Problem statement:
Keep only the lines that hold the string "subtitle", filtering out the rest of the entries below.

Data for this task:
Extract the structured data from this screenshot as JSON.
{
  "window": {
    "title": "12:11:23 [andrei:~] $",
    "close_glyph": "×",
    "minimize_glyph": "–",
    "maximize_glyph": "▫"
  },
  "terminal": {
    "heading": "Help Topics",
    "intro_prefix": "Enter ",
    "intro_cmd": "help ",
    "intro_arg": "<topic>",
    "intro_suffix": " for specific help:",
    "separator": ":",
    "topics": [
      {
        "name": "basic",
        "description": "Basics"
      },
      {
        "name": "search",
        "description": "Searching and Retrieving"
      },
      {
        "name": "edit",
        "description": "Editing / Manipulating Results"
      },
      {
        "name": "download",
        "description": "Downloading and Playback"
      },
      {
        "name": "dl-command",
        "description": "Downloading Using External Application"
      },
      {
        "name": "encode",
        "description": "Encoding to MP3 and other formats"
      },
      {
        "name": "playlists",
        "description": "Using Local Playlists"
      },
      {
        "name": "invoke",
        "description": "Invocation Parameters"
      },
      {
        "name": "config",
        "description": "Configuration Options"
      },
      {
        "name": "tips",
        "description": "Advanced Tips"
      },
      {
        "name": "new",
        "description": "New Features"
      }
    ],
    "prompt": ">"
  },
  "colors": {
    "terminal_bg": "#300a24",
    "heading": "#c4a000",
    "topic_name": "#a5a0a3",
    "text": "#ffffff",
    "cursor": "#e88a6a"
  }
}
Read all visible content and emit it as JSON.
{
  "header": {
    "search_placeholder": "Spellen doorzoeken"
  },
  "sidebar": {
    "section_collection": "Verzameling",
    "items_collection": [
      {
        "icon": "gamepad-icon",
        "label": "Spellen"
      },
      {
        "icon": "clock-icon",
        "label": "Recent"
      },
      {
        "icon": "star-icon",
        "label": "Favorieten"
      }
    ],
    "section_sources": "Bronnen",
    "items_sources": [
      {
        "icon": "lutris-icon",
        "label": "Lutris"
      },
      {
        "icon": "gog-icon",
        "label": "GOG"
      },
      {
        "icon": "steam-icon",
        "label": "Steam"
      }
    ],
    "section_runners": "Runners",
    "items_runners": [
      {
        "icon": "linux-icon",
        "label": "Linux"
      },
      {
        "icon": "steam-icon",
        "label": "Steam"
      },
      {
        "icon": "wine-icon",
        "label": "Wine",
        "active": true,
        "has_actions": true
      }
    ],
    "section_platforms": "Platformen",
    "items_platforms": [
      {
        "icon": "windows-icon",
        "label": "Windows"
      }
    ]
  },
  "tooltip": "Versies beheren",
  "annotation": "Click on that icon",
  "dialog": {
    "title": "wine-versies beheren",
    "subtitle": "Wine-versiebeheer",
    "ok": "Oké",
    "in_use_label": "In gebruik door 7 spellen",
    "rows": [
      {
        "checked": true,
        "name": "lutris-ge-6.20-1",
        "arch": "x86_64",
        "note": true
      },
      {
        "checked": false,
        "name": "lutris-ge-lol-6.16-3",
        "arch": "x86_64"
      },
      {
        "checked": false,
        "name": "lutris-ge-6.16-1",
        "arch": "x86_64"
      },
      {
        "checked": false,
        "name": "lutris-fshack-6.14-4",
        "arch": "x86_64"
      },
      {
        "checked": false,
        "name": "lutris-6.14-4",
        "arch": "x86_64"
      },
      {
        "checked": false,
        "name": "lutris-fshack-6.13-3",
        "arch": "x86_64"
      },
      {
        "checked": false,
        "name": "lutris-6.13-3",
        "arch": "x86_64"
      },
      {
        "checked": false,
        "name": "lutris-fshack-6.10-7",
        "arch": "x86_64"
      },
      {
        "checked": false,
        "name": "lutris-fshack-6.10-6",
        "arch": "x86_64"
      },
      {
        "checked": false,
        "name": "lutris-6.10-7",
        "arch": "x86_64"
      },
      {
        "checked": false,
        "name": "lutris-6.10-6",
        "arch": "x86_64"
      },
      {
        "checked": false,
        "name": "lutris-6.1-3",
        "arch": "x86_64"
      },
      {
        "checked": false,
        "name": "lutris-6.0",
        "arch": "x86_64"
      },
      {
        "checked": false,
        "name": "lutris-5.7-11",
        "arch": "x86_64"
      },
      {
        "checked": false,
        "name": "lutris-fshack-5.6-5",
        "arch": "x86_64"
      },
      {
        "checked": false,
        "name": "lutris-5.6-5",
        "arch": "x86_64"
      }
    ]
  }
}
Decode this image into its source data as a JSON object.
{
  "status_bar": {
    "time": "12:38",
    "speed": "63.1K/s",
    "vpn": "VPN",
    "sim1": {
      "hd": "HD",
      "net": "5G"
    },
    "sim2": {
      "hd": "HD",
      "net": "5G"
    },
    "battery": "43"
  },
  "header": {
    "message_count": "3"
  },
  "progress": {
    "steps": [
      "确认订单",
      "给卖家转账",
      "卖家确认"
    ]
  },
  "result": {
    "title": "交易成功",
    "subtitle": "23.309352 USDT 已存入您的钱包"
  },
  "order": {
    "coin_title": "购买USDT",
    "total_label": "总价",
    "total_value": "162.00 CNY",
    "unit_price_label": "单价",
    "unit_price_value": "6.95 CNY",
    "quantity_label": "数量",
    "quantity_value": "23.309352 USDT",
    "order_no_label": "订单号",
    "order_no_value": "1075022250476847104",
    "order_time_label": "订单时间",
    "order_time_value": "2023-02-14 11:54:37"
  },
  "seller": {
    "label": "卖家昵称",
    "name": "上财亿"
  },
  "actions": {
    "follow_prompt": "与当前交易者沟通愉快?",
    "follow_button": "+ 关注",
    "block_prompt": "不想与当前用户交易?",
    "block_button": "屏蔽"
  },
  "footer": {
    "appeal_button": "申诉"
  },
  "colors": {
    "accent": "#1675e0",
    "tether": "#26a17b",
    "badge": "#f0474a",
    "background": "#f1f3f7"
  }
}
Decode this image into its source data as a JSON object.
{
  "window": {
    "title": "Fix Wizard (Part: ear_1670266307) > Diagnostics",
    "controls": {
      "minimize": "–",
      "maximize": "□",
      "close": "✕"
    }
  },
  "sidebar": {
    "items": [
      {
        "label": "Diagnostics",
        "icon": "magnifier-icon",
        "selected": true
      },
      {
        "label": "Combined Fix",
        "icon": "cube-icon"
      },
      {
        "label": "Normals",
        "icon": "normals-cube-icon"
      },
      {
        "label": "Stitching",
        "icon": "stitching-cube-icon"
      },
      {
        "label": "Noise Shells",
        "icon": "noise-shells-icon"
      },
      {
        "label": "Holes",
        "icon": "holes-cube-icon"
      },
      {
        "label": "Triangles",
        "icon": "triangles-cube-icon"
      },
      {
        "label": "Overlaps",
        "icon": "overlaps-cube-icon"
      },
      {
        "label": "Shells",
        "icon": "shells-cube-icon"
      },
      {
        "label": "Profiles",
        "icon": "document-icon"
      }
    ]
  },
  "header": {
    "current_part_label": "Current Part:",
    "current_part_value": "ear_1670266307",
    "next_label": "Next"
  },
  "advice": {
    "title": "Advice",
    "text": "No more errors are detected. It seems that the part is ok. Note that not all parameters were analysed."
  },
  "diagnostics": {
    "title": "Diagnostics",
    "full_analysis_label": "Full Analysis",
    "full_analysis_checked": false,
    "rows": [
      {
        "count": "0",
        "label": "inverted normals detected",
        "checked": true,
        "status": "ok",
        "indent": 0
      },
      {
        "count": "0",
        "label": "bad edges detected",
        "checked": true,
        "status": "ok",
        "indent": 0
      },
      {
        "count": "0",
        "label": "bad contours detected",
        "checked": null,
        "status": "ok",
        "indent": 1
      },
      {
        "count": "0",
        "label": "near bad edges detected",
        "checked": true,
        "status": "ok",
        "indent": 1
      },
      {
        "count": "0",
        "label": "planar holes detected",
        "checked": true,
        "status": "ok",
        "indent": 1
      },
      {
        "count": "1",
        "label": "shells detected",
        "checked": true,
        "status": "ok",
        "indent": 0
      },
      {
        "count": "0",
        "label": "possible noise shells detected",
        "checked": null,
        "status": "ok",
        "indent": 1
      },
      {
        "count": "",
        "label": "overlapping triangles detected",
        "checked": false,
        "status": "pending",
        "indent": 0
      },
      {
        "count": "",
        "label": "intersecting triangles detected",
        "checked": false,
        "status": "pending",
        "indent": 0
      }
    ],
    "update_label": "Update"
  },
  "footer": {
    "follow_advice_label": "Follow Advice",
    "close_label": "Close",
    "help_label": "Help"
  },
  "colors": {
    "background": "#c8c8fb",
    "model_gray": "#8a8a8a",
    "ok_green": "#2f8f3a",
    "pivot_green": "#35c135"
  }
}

Problem solution:
    "subtitle": "Wine-versiebeheer",
    "subtitle": "23.309352 USDT 已存入您的钱包"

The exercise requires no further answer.